I switched on the red light to inspect the strips of negatives hanging on the drying-line overhead. It must have been around 6 p.m. because I could hear the muzzled sound of the muezzin drifting in to the darkroom through the grate in the door, summoning the faithful for evening prayer. I imagined the scene on Jalan Sabang outside: the quarrelsome cackling of motorized pedicabs; the huffing and puffing of slow-moving opelets searching for passengers; the creaking of human-driven pedicabs in need of an oil job; the cring-cring sound of hand bells on bicycles as their riders wove their way through the busy intersection; and the cries of the bread seller on his three-wheel contraption with its large box and clear glass windows. I could even see the early evening wind bearing the smoke and smell rising from skewers of goat satay being grilled on the brazier at Pak Heri’s itinerant but immensely popular food stall located smack dab at the intersection of Sabang and Asem Lama. I could see him using his well-worn pestle to grind fried peanuts and thinly sliced shallots on an oversized mortar, then drizzling sweet soy sauce over the mix. And then I imagined my good friend, Dimas Suryo, studiously observing Pak Heri and discussing with him his choice of peanuts with the same kind of intensity that he might employ when dissecting a poem by Rivai Apin.
Almost every evening, like clockwork, all other sounds from the outside were drowned out by the long shrill whistle from the steamer on Soehardi’s food cart as our regular vendor of steamed putu—a favorite treat of mine, those steamed rice-flour balls with their grated coconut on the outside and melted cane sugar inside—pulled up outside the photo studio. But other than the smell of Pak Heri’s goat satay, that sound was about the only thing—that shrieking sound—that was able to make its way into the darkroom. The deadly darkness of the developing room seemed to smother almost every sound. But the screak of the putu steamer and the smell of the cakes always served as a rap on the doors and windows of the photo studio. It was a sign the time had come for me to leave this room that knew no such a thing as time.
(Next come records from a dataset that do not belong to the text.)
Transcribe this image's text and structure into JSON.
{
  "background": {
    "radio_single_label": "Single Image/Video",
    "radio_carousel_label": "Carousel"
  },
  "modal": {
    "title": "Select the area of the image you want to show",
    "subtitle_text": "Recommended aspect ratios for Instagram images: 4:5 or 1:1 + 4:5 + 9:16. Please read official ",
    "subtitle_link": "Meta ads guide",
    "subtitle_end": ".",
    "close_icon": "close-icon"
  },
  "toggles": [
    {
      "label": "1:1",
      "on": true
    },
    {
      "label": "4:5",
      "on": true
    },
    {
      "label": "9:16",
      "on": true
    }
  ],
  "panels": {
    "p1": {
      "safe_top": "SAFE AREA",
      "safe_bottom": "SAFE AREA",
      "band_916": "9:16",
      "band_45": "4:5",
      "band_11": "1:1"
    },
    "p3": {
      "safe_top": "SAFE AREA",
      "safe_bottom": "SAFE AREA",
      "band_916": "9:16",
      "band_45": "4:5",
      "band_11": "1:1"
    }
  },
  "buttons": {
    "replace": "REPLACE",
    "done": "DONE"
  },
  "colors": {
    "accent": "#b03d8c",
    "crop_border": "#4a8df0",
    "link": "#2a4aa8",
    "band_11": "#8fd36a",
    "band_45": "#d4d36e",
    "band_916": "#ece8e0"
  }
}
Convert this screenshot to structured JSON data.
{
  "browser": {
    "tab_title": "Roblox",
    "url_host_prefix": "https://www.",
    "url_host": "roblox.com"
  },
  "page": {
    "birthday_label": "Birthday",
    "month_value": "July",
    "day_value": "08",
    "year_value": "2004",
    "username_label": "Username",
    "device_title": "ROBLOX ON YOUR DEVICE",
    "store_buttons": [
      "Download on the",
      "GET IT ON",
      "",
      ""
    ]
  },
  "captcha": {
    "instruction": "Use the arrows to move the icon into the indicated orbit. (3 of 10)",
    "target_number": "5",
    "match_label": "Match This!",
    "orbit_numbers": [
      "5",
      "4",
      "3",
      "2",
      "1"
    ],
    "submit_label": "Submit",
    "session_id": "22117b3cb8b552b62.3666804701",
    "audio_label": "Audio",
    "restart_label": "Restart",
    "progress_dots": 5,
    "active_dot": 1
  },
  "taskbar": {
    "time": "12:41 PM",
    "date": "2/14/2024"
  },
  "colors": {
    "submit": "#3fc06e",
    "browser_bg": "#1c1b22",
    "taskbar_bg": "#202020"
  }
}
Leila S. Chudori (Jakarta, 1962) is Indonesia's most prominent and outspoken female author & journalist. She has worked at the renowned Indonesian news magazine TEMPO since 1989, where she is now Senior Editor. A scholarship recipient, she completed university studies at Trent University in Canada and returned to Indonesia in 1988. Chudori started publishing as a child at the age of 12 in children's magazines, and she is the author of several anthologies of short stories, novels, TV & film scripts, Chudori is considered one of Indonesia's boldest storytellers.
John H. McGlynn, a Wisconsin native, has lived in Jakarta since 1976. He received a masters degree in Indonesian language & literature from Michigan & he has translated or edited over 100 works. Through the Lontar Foundation, which he established with four Indonesian authors in 1987 to promote Indonesian culture internationally through literature, he has edited, translated, and published close to one hundred titles of and on Indonesian literature and culture.